This strategy guides Australia’s Official Development Assistance (ODA) expenditure in education, one of the priority sectors identified in the overarching development policy framework, Australian aid: promoting prosperity, reducing poverty, enhancing stability, released by the Minister for Foreign Affairs in June 2014.
Effective education systems can contribute directly to poverty reduction, economic growth and stability. The acquisition of knowledge and skills through education improves individuals’ earning potential and ability to invest wisely in their future and those of their families. Educating women and girls is particularly transformative; every additional year of schooling makes a difference to marriage age, fertility rates and health outcomes for women and their children.
Since 2000, impressive gains have been made globally in access to schooling (particularly primary school), but evidence shows that many enrolled children are deriving limited benefits in terms of learning. This lack of learning is now receiving widespread attention, in large part due to the demonstrated positive link between economic growth and learning (not years spent in a classroom). Challenges remain in extending adequate education services to all children, with girls, poor children, children with disabilities, and other groups faced with disadvantage being disproportionately affected. Access to early childhood care and education, as well as secondary schooling lags well behind primary schooling in many countries.

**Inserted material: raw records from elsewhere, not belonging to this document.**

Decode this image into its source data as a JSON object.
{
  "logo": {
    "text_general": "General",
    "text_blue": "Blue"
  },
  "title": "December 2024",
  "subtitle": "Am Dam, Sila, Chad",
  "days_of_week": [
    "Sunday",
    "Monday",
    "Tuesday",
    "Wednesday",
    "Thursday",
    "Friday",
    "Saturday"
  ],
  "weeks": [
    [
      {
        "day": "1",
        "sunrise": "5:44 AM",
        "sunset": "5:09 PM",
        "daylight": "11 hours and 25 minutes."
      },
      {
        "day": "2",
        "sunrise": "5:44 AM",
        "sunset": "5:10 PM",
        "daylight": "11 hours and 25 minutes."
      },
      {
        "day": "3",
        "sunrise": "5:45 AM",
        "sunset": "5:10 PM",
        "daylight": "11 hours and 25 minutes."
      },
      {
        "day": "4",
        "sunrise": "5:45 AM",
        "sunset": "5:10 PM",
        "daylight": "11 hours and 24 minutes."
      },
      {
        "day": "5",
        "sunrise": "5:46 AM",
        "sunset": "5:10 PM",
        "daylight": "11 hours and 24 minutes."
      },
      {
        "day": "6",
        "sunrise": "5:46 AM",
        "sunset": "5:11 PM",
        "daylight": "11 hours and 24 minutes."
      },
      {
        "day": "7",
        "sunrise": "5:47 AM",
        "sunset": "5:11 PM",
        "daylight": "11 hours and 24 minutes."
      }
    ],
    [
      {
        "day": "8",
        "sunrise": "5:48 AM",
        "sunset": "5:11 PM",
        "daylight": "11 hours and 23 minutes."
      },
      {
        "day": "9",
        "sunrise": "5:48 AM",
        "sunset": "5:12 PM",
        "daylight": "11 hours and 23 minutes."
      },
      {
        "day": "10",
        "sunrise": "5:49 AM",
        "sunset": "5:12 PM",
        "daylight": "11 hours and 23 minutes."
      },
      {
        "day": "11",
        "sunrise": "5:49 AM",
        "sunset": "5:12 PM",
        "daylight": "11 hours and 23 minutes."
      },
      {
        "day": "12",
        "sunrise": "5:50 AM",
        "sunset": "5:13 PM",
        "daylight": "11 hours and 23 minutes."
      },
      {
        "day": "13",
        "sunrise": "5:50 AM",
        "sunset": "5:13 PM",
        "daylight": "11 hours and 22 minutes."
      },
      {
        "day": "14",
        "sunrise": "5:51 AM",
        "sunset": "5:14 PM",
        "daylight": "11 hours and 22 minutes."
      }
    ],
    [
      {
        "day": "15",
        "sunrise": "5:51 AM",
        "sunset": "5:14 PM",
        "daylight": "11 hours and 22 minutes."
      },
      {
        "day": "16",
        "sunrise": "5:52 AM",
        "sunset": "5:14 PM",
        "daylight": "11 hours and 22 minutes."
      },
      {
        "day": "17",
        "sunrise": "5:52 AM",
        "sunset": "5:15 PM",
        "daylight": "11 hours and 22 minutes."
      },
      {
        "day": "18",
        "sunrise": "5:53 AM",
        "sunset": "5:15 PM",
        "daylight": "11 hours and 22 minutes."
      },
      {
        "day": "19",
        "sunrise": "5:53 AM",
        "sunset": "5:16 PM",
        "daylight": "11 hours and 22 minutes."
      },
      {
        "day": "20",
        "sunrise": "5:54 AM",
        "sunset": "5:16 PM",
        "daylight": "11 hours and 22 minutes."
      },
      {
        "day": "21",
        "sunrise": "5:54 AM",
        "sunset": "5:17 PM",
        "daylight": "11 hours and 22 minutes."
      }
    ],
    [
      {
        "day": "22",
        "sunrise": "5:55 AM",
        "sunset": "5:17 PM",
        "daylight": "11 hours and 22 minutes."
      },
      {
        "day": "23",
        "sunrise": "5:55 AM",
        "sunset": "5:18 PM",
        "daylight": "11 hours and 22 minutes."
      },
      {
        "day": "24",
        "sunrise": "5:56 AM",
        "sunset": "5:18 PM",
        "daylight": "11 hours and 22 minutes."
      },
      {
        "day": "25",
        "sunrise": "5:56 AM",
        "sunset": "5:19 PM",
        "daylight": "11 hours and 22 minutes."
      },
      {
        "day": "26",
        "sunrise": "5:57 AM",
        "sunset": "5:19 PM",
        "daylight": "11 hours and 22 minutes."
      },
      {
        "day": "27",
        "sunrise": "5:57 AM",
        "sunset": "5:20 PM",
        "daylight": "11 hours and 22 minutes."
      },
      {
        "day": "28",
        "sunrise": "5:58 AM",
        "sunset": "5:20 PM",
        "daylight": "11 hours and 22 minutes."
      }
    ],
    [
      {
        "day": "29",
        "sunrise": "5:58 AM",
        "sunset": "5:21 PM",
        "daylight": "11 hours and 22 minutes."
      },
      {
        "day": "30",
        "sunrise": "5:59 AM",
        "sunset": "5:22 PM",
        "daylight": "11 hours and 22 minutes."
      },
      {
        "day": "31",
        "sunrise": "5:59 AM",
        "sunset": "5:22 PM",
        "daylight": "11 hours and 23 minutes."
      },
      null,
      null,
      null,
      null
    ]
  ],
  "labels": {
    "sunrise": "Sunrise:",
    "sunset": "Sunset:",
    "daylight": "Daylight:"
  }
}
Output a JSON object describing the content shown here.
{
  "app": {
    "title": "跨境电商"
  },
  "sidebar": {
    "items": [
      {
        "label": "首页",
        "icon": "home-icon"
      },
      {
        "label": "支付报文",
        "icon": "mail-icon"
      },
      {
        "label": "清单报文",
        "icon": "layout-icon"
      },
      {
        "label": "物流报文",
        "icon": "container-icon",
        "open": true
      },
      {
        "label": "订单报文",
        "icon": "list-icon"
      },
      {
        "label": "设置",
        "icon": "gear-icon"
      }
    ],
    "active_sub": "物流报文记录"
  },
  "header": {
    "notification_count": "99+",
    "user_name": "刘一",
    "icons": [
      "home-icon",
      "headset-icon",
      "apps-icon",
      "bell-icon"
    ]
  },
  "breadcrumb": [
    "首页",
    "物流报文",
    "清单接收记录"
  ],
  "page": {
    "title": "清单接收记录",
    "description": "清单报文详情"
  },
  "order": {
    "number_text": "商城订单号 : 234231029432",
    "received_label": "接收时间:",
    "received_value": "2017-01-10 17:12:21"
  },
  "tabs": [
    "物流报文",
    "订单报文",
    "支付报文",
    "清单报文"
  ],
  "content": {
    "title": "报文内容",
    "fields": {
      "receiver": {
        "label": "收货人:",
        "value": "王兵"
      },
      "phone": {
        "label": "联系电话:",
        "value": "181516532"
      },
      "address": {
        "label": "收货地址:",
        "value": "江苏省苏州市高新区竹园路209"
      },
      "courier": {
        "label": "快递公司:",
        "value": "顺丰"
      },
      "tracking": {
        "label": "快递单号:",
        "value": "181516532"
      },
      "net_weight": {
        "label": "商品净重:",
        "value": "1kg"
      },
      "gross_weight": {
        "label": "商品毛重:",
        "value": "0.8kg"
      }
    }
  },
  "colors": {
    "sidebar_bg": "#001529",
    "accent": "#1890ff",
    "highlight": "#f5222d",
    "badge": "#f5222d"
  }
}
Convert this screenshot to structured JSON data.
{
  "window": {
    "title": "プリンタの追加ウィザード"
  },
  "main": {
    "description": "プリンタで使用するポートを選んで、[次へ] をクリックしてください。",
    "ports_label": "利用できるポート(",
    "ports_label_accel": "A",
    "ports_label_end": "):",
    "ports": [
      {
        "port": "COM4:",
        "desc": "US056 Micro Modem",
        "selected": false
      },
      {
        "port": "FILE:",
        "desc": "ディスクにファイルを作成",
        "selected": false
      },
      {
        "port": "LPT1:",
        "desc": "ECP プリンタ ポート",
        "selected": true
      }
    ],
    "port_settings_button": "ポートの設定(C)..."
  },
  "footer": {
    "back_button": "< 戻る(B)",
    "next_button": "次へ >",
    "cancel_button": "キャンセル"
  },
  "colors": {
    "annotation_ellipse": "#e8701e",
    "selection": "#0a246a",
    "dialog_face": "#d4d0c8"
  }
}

Australia will invest in better education outcomes for all children and youth across the Indo-Pacific region, to contribute to reduced poverty, sustainable economic growth, and enhanced stability.
Taking a systems-based approach to education, Australia’s investments will contribute to human development through increased opportunities to access high-quality education and training. Australia will be guided by international evidence and respond to context. Support for policy dialogue and reform, evidence-based decision making, and effective partnerships (including with the private sector) will be key to efforts to promote reform. Australia will:
- Invest in early childhood care and development, which has been shown to deliver high returns, particularly for the poorest and most marginalised children.
- Invest in quality at all levels of the education system, because it is what students know and can do that matters for poverty reduction and economic growth.
- Prioritise equity, with a particular focus on gender and disability inclusiveness, because fairer education systems are also the most effective.
- Align education and skills with labour market needs, through investing in relevant and high-quality secondary and post-secondary education.